The small percentage of people who own most of the wealth and owe most of unpaid taxes have taken out of the country an estimated 20 billion in the past six months. They realized that the PASOK regime elected six months ago would pursue tax reform and pursue tax evaders. Besides tax evasion by the elites and street vendors alike, Greece spends about 4.5% of GDP on defense, a staggering percentage owing in part to NATO commitments–and to defend what exactly other than its borders from its old nemesis Turkey. The EU and IMF do not address defense spending.
While they do address tax evasion, the IMF-EU-dictated policies target labor and middle class, as they encourage government to offer tax incentives to finance capital to attract investment. Monetarist policies fifty years ago that the IMF imposed on borrowing nations in Latin America, Asia and Africa resulted in mass income distribution from the bottom of the social ladder up and from the borrower (invariably underdeveloped) to the creditor (developed) countries.
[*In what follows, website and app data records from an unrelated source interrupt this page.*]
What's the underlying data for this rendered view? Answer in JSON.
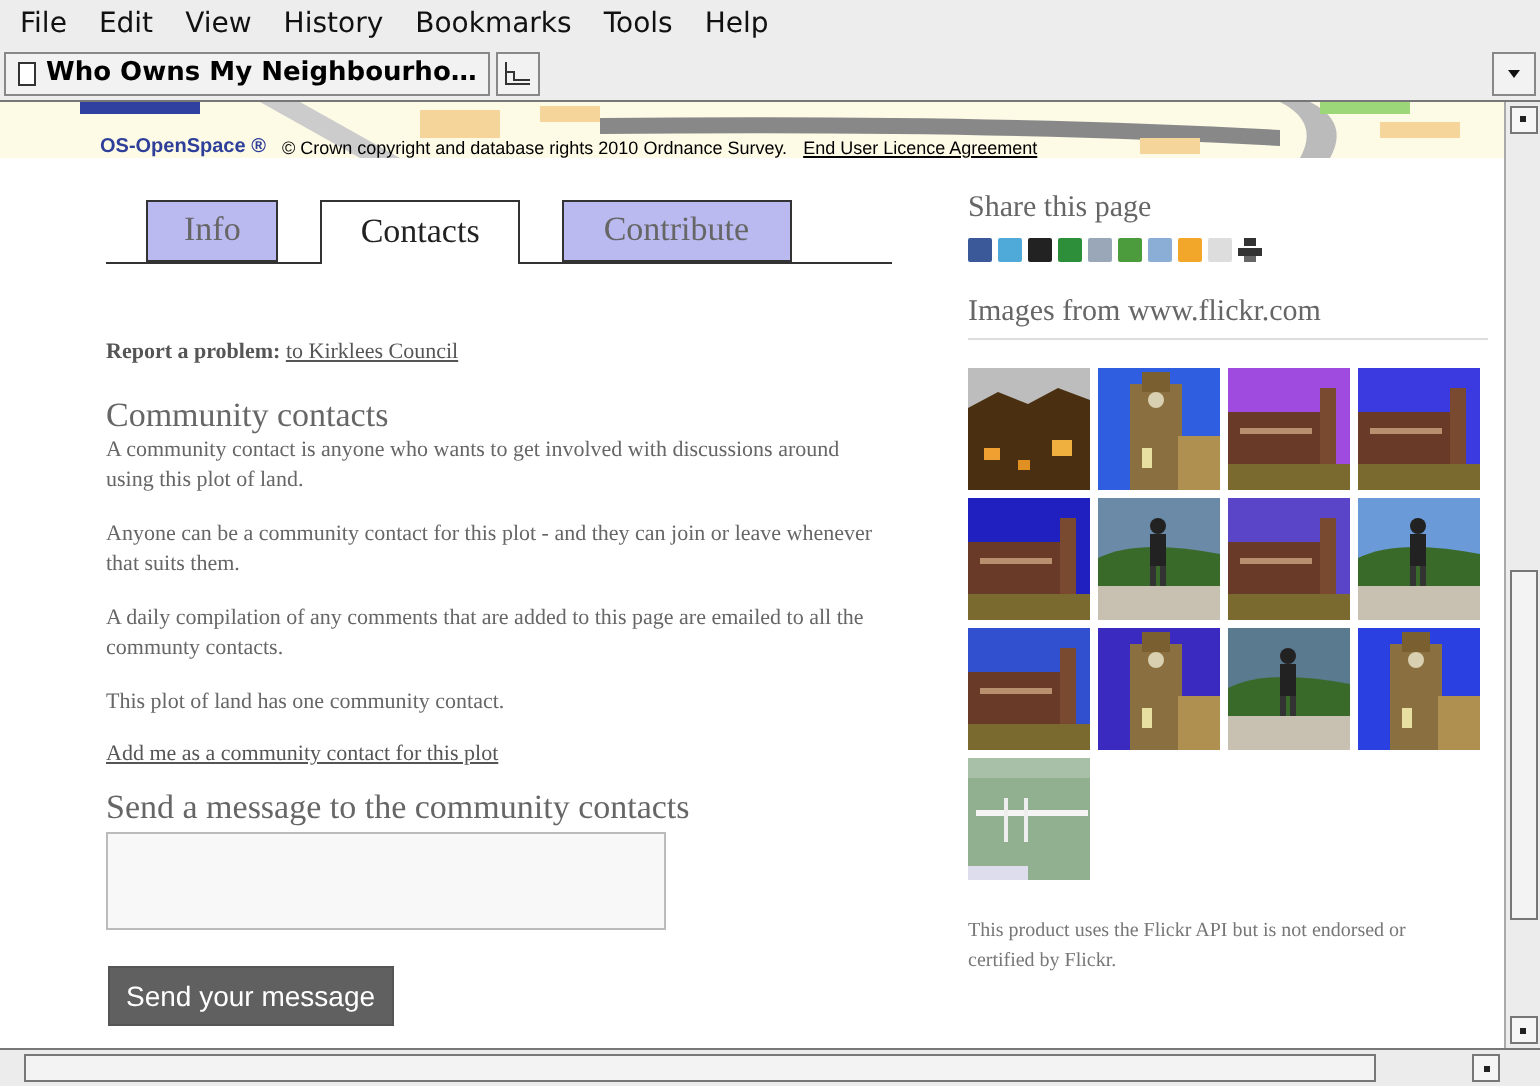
{
  "menu": [
    "File",
    "Edit",
    "View",
    "History",
    "Bookmarks",
    "Tools",
    "Help"
  ],
  "tab": {
    "title": "Who Owns My Neighbourho…"
  },
  "map": {
    "logo": "OS-OpenSpace ®",
    "copyright": "© Crown copyright and database rights 2010 Ordnance Survey.",
    "licence_link": "End User Licence Agreement"
  },
  "content_tabs": [
    {
      "label": "Info",
      "selected": false
    },
    {
      "label": "Contacts",
      "selected": true
    },
    {
      "label": "Contribute",
      "selected": false
    }
  ],
  "report": {
    "label": "Report a problem:",
    "link": "to Kirklees Council"
  },
  "community": {
    "heading": "Community contacts",
    "paragraphs": [
      "A community contact is anyone who wants to get involved with discussions around using this plot of land.",
      "Anyone can be a community contact for this plot - and they can join or leave whenever that suits them.",
      "A daily compilation of any comments that are added to this page are emailed to all the communty contacts.",
      "This plot of land has one community contact."
    ],
    "add_link": "Add me as a community contact for this plot"
  },
  "message": {
    "heading": "Send a message to the community contacts",
    "button": "Send your message"
  },
  "share": {
    "heading": "Share this page"
  },
  "flickr": {
    "heading": "Images from www.flickr.com",
    "note": "This product uses the Flickr API but is not endorsed or certified by Flickr."
  }
}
In their quest to preserve and strengthen finance capitalism and uneven economic development justified by the same neo-liberal ideology that caused the crisis of 2008-2011, IMF policies working to strengthen the advanced capitalist countries will continue to precipitate social unrest on a global scale and to undermine fragile democratic institutions in semi-developed and underdeveloped countries. After the Great Depression resulted in financial retrenchment from the less developed to the advanced capitalist countries, the latter squeezed as much capital as they could from the former to help strengthen their economies. Today we see the exact same process unfolding on a world scale. The question is what price is the G-7 willing to pay if/when social and political instability begins to spread throughout the world?
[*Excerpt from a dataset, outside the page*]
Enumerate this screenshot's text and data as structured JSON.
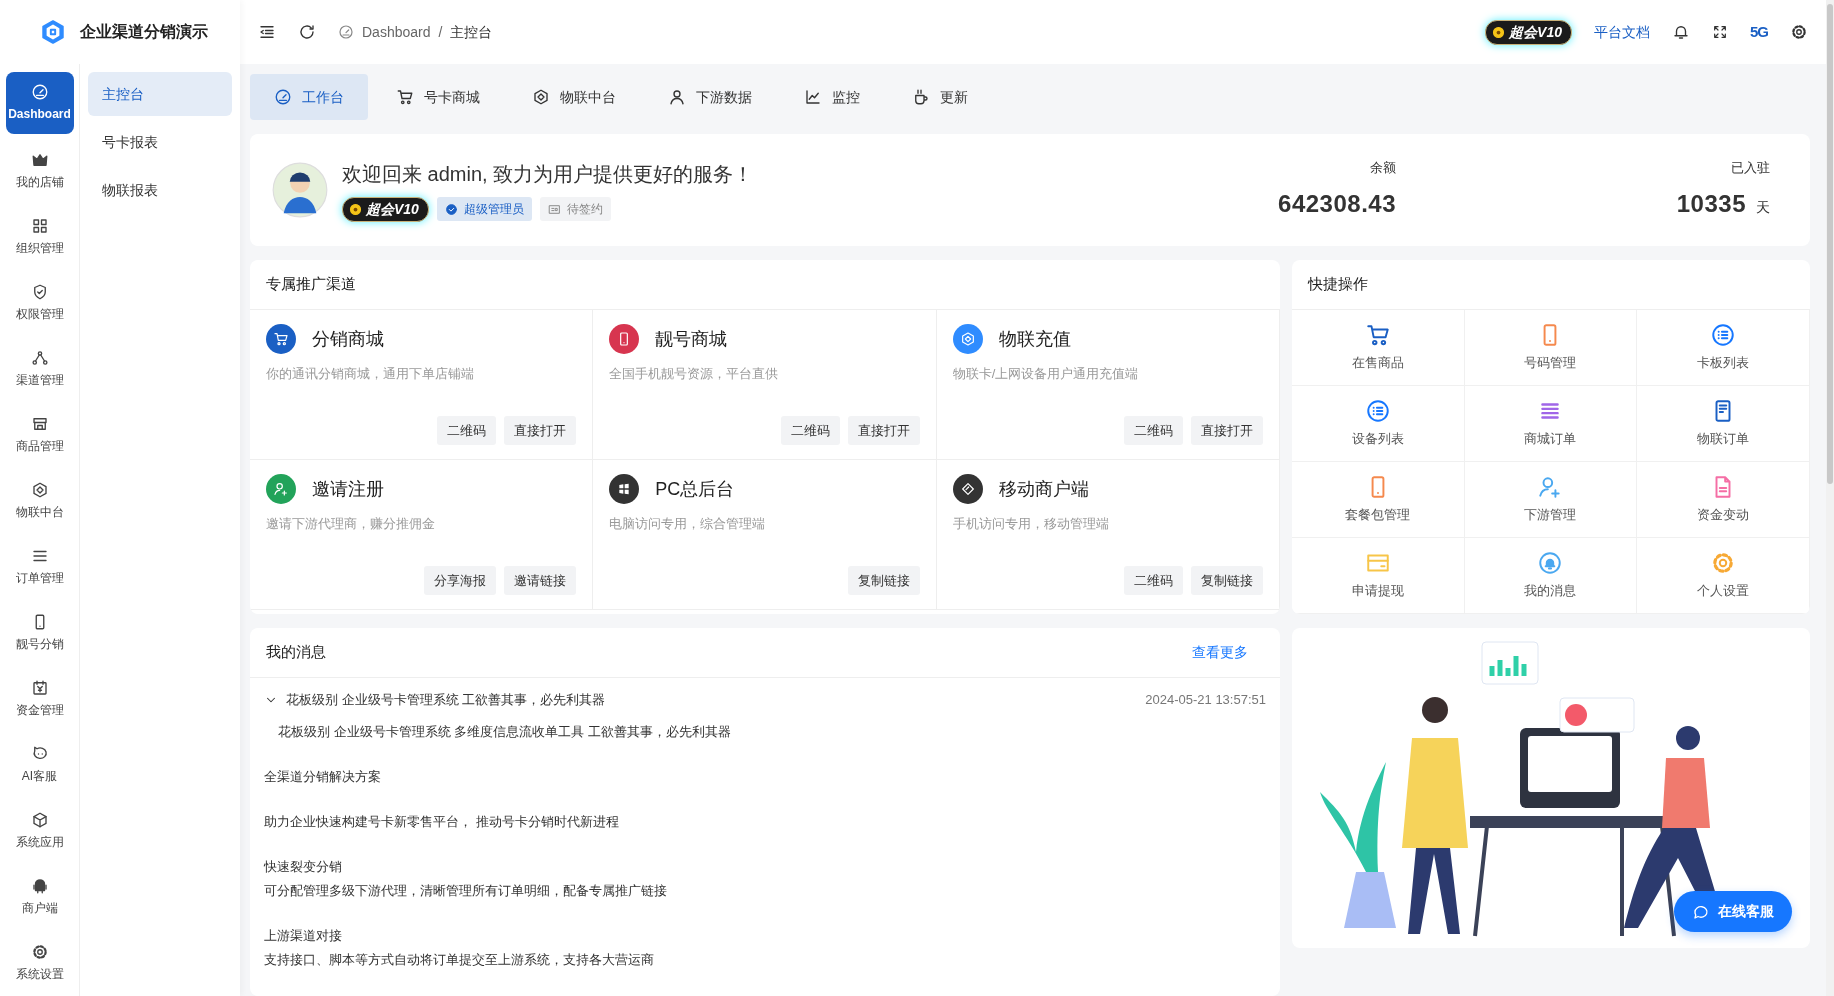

Offered in periodic installments, the IMF-EU package for Greece amounts to 110 billion euros, but the government in Athens has granted 100 billion to banks, a number of them foreign-owned; 100 billion in loans and guarantees that have come from the middle class and labor. Although the EU-IMF agreed to modestly lower the interest rate and extend the payment period for the loans because it is impossible for Greece to service the loans, the public debt to GDP ratio will be more than 160% in two years.
If we calculate the combined sovereign debt with that of pension funds, public enterprises, and private debt, the aggregate debt is just under one trillion euros, while the GDP is less than one-third that amount. The tragedy of contemporary Greece is that the generation now in the labor force, as well as the next four generations are condemned to work so their government can pay off mostly foreign creditors instead of building their future under a socially just society. The financial and political elites of Greece, the US and EU have stolen their future; a situation not much different that the ones in Ireland, Portugal and Spain.